What is being asked: Please copy out every line of the listing below in which the word "network" appears.
*** Data to process
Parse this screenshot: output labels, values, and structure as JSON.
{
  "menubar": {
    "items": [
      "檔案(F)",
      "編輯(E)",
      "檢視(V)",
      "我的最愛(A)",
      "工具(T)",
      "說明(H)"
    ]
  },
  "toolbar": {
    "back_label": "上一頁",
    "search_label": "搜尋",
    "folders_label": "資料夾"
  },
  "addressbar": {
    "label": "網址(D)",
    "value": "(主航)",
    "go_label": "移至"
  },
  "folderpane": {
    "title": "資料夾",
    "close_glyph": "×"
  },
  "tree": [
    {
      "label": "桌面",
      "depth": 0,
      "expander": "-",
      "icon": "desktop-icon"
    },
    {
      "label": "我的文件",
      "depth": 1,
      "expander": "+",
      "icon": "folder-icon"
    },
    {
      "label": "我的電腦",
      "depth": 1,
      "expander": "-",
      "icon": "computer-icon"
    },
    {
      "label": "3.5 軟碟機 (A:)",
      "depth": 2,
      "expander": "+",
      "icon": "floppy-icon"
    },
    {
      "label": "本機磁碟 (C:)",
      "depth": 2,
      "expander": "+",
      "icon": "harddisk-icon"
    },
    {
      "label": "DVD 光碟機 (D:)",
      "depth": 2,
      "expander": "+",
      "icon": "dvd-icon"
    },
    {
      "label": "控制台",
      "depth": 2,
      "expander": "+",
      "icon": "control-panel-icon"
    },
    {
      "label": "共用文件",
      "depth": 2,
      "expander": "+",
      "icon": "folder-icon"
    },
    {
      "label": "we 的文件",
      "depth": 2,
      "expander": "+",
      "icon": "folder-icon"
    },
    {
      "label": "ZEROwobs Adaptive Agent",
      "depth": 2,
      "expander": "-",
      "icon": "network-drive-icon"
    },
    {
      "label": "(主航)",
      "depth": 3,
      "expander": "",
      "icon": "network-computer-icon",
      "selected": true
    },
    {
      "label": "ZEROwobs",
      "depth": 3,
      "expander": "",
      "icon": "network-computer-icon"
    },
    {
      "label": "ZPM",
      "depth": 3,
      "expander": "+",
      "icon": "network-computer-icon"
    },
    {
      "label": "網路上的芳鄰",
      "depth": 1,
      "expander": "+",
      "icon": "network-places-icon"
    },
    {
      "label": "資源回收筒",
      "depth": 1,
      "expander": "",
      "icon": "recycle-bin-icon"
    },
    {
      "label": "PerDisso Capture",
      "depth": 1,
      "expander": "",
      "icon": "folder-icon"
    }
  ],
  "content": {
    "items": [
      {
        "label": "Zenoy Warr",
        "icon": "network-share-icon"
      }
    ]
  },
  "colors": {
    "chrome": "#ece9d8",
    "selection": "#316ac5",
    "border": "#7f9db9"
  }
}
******
The answer:
      "icon": "network-drive-icon"
      "icon": "network-computer-icon",
      "icon": "network-computer-icon"
      "icon": "network-computer-icon"
      "icon": "network-places-icon"
        "icon": "network-share-icon"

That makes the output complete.